The evolution of Flat design

Pietro Schirano
Apr 21, 2014 · 3 min read

Intro

I still remember the time when people talk about flat design like some weird trend, adopted only by Microsoft, and that would never really become a thing. I even made one first attempt back then, which happened to be really popular.

Now at 2 year since its first show up, we can say Flat design is basically everywhere.

But as every new approach or tool, it takes time to reach the right point and the line between a product that look lazy and unpolished, and a minimal one, sadly is very thin. We have seen tons of product start to looks just as wireframe version of itself, loosing all these details that we were used to.

A different approach

Now flat design, not necessarily has to mean lack of details, as pure example I made this UI, a simple chat app, which we are going to compare in its 2 variations.

One of the thing that I found really refreshing and also that add a nice touch is to play softly with gradients. On the navbar a light gradient is applied, with an opacity that generally never goes more than 25/30%, same for the background. So the trick is basically create an effect which is not too strong and prominent but still not too weak to not being visable. So is really a game of balance.

Is up to you of course find the numbers you prefer. Same concept can be applied for shadows, which, if is better to do not use in their blurred form, can be represented as a solid 2px line.

It’s also important explore and trying new things, here for example, you see that a gradient is applied to all the division lines which give a sort of cinematic effect in the second shot.


Off course a good rule for a successful design is to respect the graphic design principles, keeping an eye especially on typography, which in flat design plays a queen role.

What’s next

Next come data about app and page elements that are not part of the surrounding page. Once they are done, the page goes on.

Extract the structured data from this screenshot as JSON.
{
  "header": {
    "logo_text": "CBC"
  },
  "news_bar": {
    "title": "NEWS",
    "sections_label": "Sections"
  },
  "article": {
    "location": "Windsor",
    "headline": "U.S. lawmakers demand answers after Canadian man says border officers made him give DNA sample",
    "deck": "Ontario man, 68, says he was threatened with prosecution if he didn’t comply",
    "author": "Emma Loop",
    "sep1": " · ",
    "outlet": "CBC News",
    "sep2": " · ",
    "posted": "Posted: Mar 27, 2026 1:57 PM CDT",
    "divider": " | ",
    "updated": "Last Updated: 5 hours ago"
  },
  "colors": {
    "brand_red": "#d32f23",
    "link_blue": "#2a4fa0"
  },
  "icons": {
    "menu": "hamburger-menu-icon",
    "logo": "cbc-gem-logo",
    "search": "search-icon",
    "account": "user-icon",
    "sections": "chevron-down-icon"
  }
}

One of the purpose of flat design was to delete everything that felt unnecessary. So if we want to move forward we have to start to think again on what we need and what we not, trying to understand what patterns are consolidate in users mind.

In this last example I questioned if we still need the navbar in mobile apps. Almost everyone knows that the top of the screen is generally related to the navigation, so would that hurt to make the navbar less visual present?

In this example I merged the navbar with its environment, keeping the color of itself different. The result is somehow fresh and special at the same time.

Interesting is also the effect created in case of lighter visuals

So in conclusion, this article was not meant to be a guide on how to design, but just a collections of thoughts I have made.

What I suggest you is to explore, explore and again explore new ways, don’t let yourself to be too attached to a style.

Once you free your mind about a concept of harmony and music being correct, you can do whatever you want.

As always thanks for reading.


If you enjoy this article don’t forget to follow me on dribbble or twitter.

    Pietro Schirano

    Written by

    Italian by accident, designer by choice. I met DiCaprio once. Senior Product Designer at Uber Elevate.

    Welcome to a place where words matter. On Medium, smart voices and original ideas take center stage - with no ads in sight. Watch
    Follow all the topics you care about, and we’ll deliver the best stories for you to your homepage and inbox. Explore
    Get unlimited access to the best stories on Medium — and support writers while you’re at it. Just $5/month. Upgrade